- Opening Delimiter -
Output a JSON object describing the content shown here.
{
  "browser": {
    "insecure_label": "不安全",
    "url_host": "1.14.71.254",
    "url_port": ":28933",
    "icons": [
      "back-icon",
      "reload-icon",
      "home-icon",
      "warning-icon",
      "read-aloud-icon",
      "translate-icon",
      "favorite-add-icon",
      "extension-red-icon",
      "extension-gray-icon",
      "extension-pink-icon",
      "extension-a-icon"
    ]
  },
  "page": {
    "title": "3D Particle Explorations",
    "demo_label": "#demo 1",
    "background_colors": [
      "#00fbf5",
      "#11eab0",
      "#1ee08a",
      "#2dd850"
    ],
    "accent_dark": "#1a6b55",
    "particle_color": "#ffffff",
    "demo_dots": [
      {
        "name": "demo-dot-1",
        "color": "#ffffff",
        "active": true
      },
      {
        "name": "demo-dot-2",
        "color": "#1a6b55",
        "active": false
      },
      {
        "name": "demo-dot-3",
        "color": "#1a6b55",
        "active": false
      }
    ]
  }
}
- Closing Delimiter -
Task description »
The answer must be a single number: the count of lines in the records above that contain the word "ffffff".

Solution to this exercise »
2